cessary, in the view of preventing the labourers from overworking themselves, to limit the sums which they could earn in a given time. But this ultra zeal is not manifested, except in the case of parties engaged for a short period only, or when they first begin to work under the system. Regular task-work labourers, though distinguished by their industry and perseverance, do not overwork themselves. They are, also, much more their own masters than those engaged for certain terms. They are, in truth, contractors as well as labourers. And provided they execute their work within the term stipulated (if such stipulation be made), they may choose their own time for working, and begin and leave off when they please.

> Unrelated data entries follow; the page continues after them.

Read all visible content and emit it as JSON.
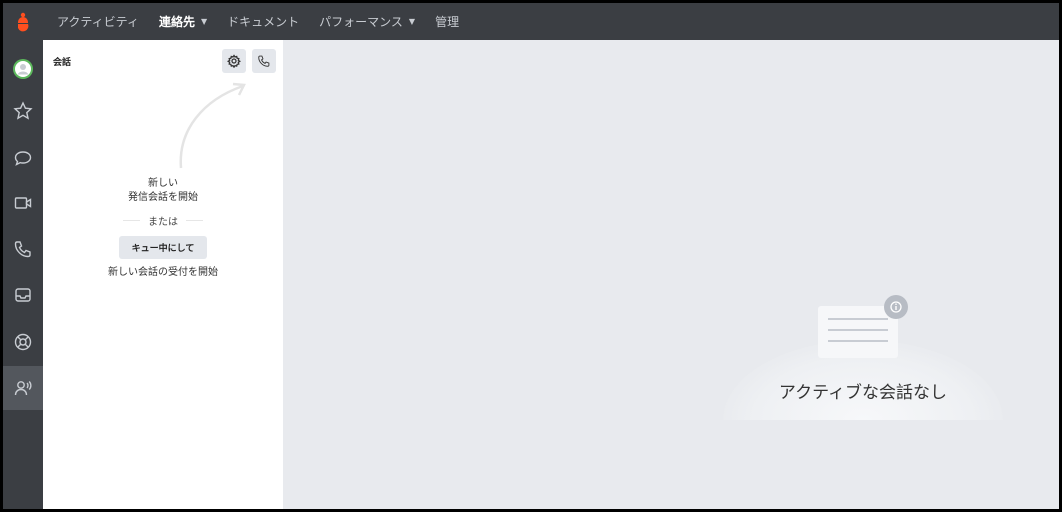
{
  "nav": {
    "items": [
      {
        "label": "アクティビティ",
        "bold": false,
        "caret": false
      },
      {
        "label": "連絡先",
        "bold": true,
        "caret": true
      },
      {
        "label": "ドキュメント",
        "bold": false,
        "caret": false
      },
      {
        "label": "パフォーマンス",
        "bold": false,
        "caret": true
      },
      {
        "label": "管理",
        "bold": false,
        "caret": false
      }
    ],
    "caret_glyph": "▼"
  },
  "rail": {
    "icons": [
      "avatar-icon",
      "star-icon",
      "chat-icon",
      "video-icon",
      "phone-icon",
      "inbox-icon",
      "support-icon",
      "agent-icon"
    ],
    "active": "agent-icon"
  },
  "panel": {
    "title": "会話",
    "hint_line1": "新しい",
    "hint_line2": "発信会話を開始",
    "or": "または",
    "queue_button": "キュー中にして",
    "inbound_hint": "新しい会話の受付を開始"
  },
  "main": {
    "empty_text": "アクティブな会話なし"
  },
  "colors": {
    "brand": "#ff4f1f",
    "topbar": "#3b3e43",
    "main_bg": "#e8eaee",
    "panel_bg": "#ffffff"
  }
}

Piece work is also by far the most likely, if it be not the only means by which the mere labourer can expect to advance himself to a higher station. A man undertakes to cut down corn at so much an acre, to make roads and drains at so much a rood, to weave cloth at so much a yard, in short, to execute a certain amount of work for a certain price. Sometimes he restricts his undertaking to what he thinks he can execute himself, with perhaps the assistance of his family. But whether he do this, or employ others (sometimes in the way of sub-contractors) to assist him, it is his object to finish his task as expeditiously as possible, and to employ his profits as a means of extending his business. In this way he gradually rises in the scale of society, till, having ceased to work with his own hands, he becomes a contractor on a large scale, or engages in some other occupation. And it is plain that the training and experience he has had, and the habits he has formed, must make him at once a vigilant and a discerning master. The foundations of thousands of middling, and of very many large fortunes, have been laid in the way now stated. It is, in truth, the broadest, the easiest, and the safest of the various channels by which diligent, sagacious, and frugal individuals emerge from poverty, and attain to respectability and opulence. Those who thus rise to distinction may be emphatically said to be the architects of
their own fortunes. They owe nothing to interest, to favour, or to any unworthy means. They stood originally on the same level with their fellow-workmen, and they owe their elevation to the judicious exercise of talents common to them all.
There cannot, therefore, as it appears to us, be any reasonable doubt that the introduction of the practice of piece-work, or of hiring by the job, has been, and that its further extension would be, a great advantage to all classes, but especially to the labourers. It appears to be the only plan by which a man's earnings are not only made to depend upon, but are exactly proportioned to his labour, skill, and ingenuity; while it has the further advantage of enabling prudent and enterprising individuals to advance themselves, by comparatively easy steps, to a superior condition, and, in the end, to merge the character of labourer in that of employer.
It has sometimes been said, that it would be good policy to endeavour to interest labourers in the zealous prosecution of the task in which they may be engaged, by making their wages depend, in part at least, on the result of their exertions. But except in a few limited and peculiar cases, this could not be done. The wages of sailors may be, and indeed usually are, made to depend on the successful termination of the voyage. But how could the wages of the work-people employed on a farm, in a foundry, or in a cotton-mill, be made to depend on the result of such speculative undertakings? Very frequently, however, the workpeople now referred to, are paid by the piece; and, when such is the case, they have a plain and tangible motive, level to their capacities, and not depending on anything remote or contingent, to make every exertion.
But, though the practical difficulties in the way of making the wages of labourers dependent on the results of the employments in which they are engaged, were less formidable than they appear to be, we should not; in the great majority of cases, anticipate any advantages from the scheme being